“My father was Exalted Ruler of Wheeling Lodge No. 28 the year I was born,” said Ted. “He coached the Ritual team for many years. I knew the Eleven O’Clock Toast by the time I was 7.”
Ted always knew that one day he would follow in his father’s footsteps and join the Elks. Ted’s father, Lester C. Hess, Sr., was a shrewd man, and when Ted was in his final year of law school at West Virginia University, he offered his son sage advice.
“Lawsuits are adversarial procedures,” the elder Hess said. “You’re bound to make some foes. Join the Lodge now before one of them has a chance to blackball you!”
Ted didn’t take much persuading—many of his friends were already members of the Lodge. In addition, he was newly married to Becky Eades, and the Lodge had fun dances and an excellent restaurant and lounge that was perfect for the newlyweds.
Ted dove head-first into both governance and community activities.
Soon, he blazed his own trail through Elkdom. He served the district and then the state association on numerous committees and in positions of leadership. He was a member of the Grand Lodge Committee on Judiciary and the Board of Grand Trustees, and in July 1991, he was elected national president of the Order.
Ted remained active as a past national president. He spent 14 years on the Elks National Foundation’s Board of Trustees, including two years as chairman. As a Trustee, Ted helped shape the organization that has provided him with so many opportunities to give back—as a local scholarship judge, at V.A. medical centers, as a Hoop Shoot official. (“I never pass up an opportunity to try to steer the really good shooters toward the basketball program at Vanderbilt University,” he says.)
“I initiated the conversation that eventually led to the Legacy scholarship that we have now,” Ted said, referring to the four-year scholarship for children and grandchildren of dues-paying Elks. When interviewed in 2017, Ted said he’d been judging scholarship applications for more than 40 years. “The Community Investments Program started on my watch.”
Ted volunteered regularly with Wheeling Lodge’s Just for Kids Impact Grant project. In 2017, Ted and his peers on the Lodge’s Youth Activities Committee had been preparing and serving a monthly family dinner at a local soup kitchen for nine years. Ted also stuck around to play games with kids and help with their homework.
Despite all his accomplishments in Elkdom, Ted counted the introduction he gave as a state sponsor for the 1994 top Most Valuable Student Scholarship winner as his proudest moment.
“I must have spent 20 hours on that 10-minute speech,” he said.
As an active Elk, he embraced many opportunities to share Elkdom with young people, whether a top scholar, a client at the soup kitchen, or a camper at the camp for children with disabilities operated by the West Virginia Elks Association.
“The Elks have been very good to Becky and me,” Ted explained. “The Order has been a major part of our lives. I can never fully repay the Order for what it has done for me, but I can do what I can.”

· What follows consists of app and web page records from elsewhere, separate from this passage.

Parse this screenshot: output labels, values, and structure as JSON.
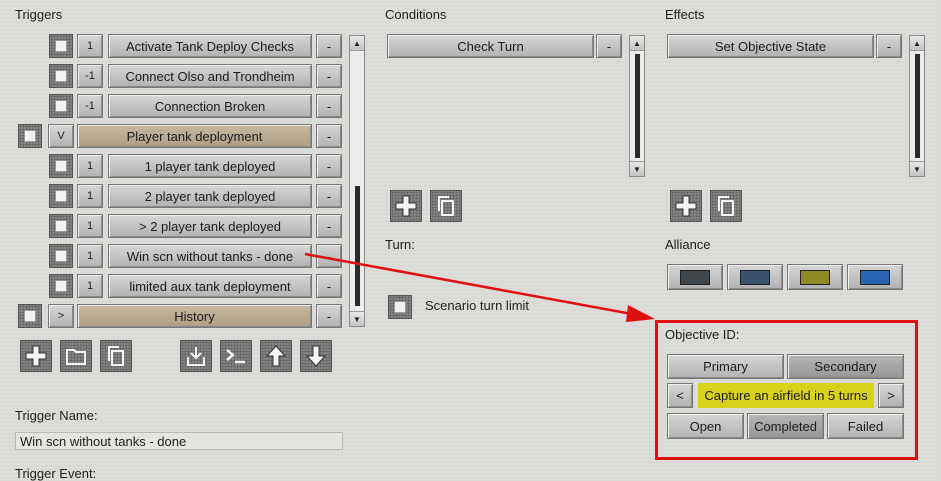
{
  "triggers": {
    "header": "Triggers",
    "rows": [
      {
        "count": "1",
        "label": "Activate Tank Deploy Checks",
        "style": "normal",
        "indent": true
      },
      {
        "count": "-1",
        "label": "Connect Olso and Trondheim",
        "style": "normal",
        "indent": true
      },
      {
        "count": "-1",
        "label": "Connection Broken",
        "style": "normal",
        "indent": true
      },
      {
        "count": "V",
        "label": "Player tank deployment",
        "style": "tan",
        "indent": false
      },
      {
        "count": "1",
        "label": "1 player tank deployed",
        "style": "normal",
        "indent": true
      },
      {
        "count": "1",
        "label": "2 player tank deployed",
        "style": "normal",
        "indent": true
      },
      {
        "count": "1",
        "label": "> 2 player tank deployed",
        "style": "normal",
        "indent": true
      },
      {
        "count": "1",
        "label": "Win scn without tanks - done",
        "style": "normal",
        "indent": true
      },
      {
        "count": "1",
        "label": "limited aux tank deployment",
        "style": "normal",
        "indent": true
      },
      {
        "count": ">",
        "label": "History",
        "style": "tan",
        "indent": false
      }
    ],
    "remove_label": "-",
    "toolbar_icons": [
      "plus-icon",
      "folder-icon",
      "copy-icon",
      "import-icon",
      "console-icon",
      "arrow-up-icon",
      "arrow-down-icon"
    ],
    "name_label": "Trigger Name:",
    "name_value": "Win scn without tanks - done",
    "event_label": "Trigger Event:"
  },
  "conditions": {
    "header": "Conditions",
    "items": [
      {
        "label": "Check Turn"
      }
    ],
    "remove_label": "-",
    "turn_label": "Turn:",
    "turn_limit_label": "Scenario turn limit"
  },
  "effects": {
    "header": "Effects",
    "items": [
      {
        "label": "Set Objective State"
      }
    ],
    "remove_label": "-",
    "alliance_label": "Alliance",
    "alliance_colors": [
      "#3f4549",
      "#3a5270",
      "#8c8a22",
      "#2a64b4"
    ]
  },
  "objective": {
    "label": "Objective ID:",
    "tab_primary": "Primary",
    "tab_secondary": "Secondary",
    "prev": "<",
    "next": ">",
    "value": "Capture an airfield in 5 turns",
    "state_open": "Open",
    "state_completed": "Completed",
    "state_failed": "Failed"
  },
  "annotation": {
    "color": "#e01010"
  }
}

Ted gave to the Foundation his time and talent, and he was also a regular donor and member of the John F. Malley Society. He wanted to help Elks build stronger communities because it’s the kind of thing family does.
“I ate a lot of ‘gourmet’ meals at White Castle,” reflected Ted on his days as an undergrad at Vanderbilt. “I hope I can help some of today’s college students avoid that experience.”
In 2017, Ted and Becky sold their country home of 40 years and downsized to a one-story townhome. The new place had no room for Ted’s extensive home library, so he arranged to donate it to the Louis Johnson V.A. Medical Center in Clarksburg, West Virginia.
“I drove from Wheeling to Clarksburg to personally deliver the books to the hospital’s librarian,” Ted said. “The famous American who said, ‘The Elks raise a lot of money and give it all away’ was not too far off the mark.”
Ted passed away on Thursday, November 17, 2022. His legacy with the Elks and the Elks National Foundation will never be forgotten.